§ EXTRACTED INFORMATION

· · · · · · ·

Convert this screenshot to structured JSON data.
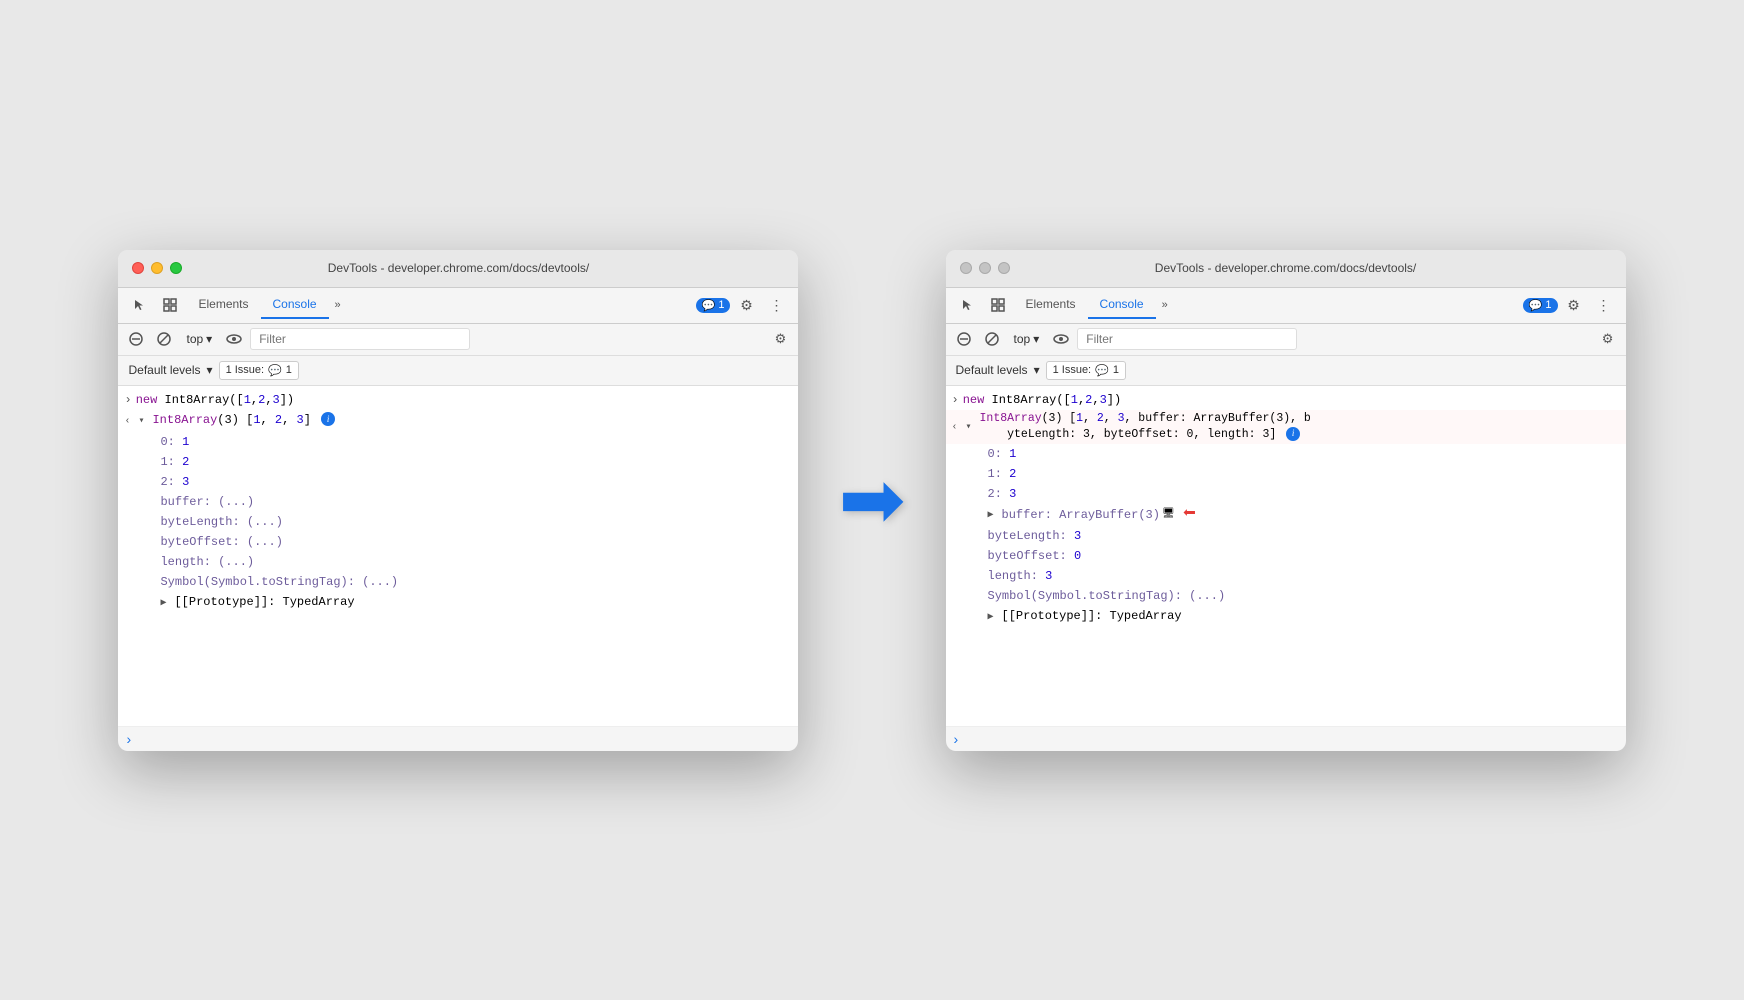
{
  "windows": [
    {
      "id": "left",
      "titlebar": {
        "title": "DevTools - developer.chrome.com/docs/devtools/",
        "active": true
      },
      "tabs": [
        {
          "label": "Elements",
          "active": false
        },
        {
          "label": "Console",
          "active": true
        }
      ],
      "tab_more": "»",
      "badge": {
        "count": "1",
        "icon": "💬"
      },
      "top_label": "top",
      "filter_placeholder": "Filter",
      "default_levels": "Default levels",
      "issues_label": "1 Issue:",
      "issues_count": "1",
      "console_lines": [
        {
          "type": "command",
          "text": "new Int8Array([1,2,3])",
          "indent": 0
        },
        {
          "type": "expand",
          "text": "Int8Array(3) [1, 2, 3]",
          "indent": 0,
          "has_info": true
        },
        {
          "type": "prop",
          "text": "0: 1",
          "indent": 1
        },
        {
          "type": "prop",
          "text": "1: 2",
          "indent": 1
        },
        {
          "type": "prop",
          "text": "2: 3",
          "indent": 1
        },
        {
          "type": "prop-lazy",
          "text": "buffer: (...)",
          "indent": 1
        },
        {
          "type": "prop-lazy",
          "text": "byteLength: (...)",
          "indent": 1
        },
        {
          "type": "prop-lazy",
          "text": "byteOffset: (...)",
          "indent": 1
        },
        {
          "type": "prop-lazy",
          "text": "length: (...)",
          "indent": 1
        },
        {
          "type": "prop-lazy",
          "text": "Symbol(Symbol.toStringTag): (...)",
          "indent": 1
        },
        {
          "type": "expand-proto",
          "text": "[[Prototype]]: TypedArray",
          "indent": 1
        }
      ]
    },
    {
      "id": "right",
      "titlebar": {
        "title": "DevTools - developer.chrome.com/docs/devtools/",
        "active": false
      },
      "tabs": [
        {
          "label": "Elements",
          "active": false
        },
        {
          "label": "Console",
          "active": true
        }
      ],
      "tab_more": "»",
      "badge": {
        "count": "1",
        "icon": "💬"
      },
      "top_label": "top",
      "filter_placeholder": "Filter",
      "default_levels": "Default levels",
      "issues_label": "1 Issue:",
      "issues_count": "1",
      "console_lines": [
        {
          "type": "command",
          "text": "new Int8Array([1,2,3])",
          "indent": 0
        },
        {
          "type": "expand-red",
          "text": "Int8Array(3) [1, 2, 3, buffer: ArrayBuffer(3), byteLength: 3, byteOffset: 0, length: 3]",
          "indent": 0,
          "has_info": true,
          "red_arrow": true
        },
        {
          "type": "prop",
          "text": "0: 1",
          "indent": 1
        },
        {
          "type": "prop",
          "text": "1: 2",
          "indent": 1
        },
        {
          "type": "prop",
          "text": "2: 3",
          "indent": 1
        },
        {
          "type": "expand-red-buffer",
          "text": "buffer: ArrayBuffer(3)",
          "indent": 1,
          "red_arrow": true
        },
        {
          "type": "prop",
          "text": "byteLength: 3",
          "indent": 1
        },
        {
          "type": "prop",
          "text": "byteOffset: 0",
          "indent": 1
        },
        {
          "type": "prop",
          "text": "length: 3",
          "indent": 1
        },
        {
          "type": "prop-lazy",
          "text": "Symbol(Symbol.toStringTag): (...)",
          "indent": 1
        },
        {
          "type": "expand-proto",
          "text": "[[Prototype]]: TypedArray",
          "indent": 1
        }
      ]
    }
  ],
  "arrow": "→"
}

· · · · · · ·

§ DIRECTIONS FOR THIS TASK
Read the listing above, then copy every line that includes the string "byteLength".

§ SOLUTION TO THE PROBLEM
          "text": "byteLength: (...)",
          "text": "Int8Array(3) [1, 2, 3, buffer: ArrayBuffer(3), byteLength: 3, byteOffset: 0, length: 3]",
          "text": "byteLength: 3",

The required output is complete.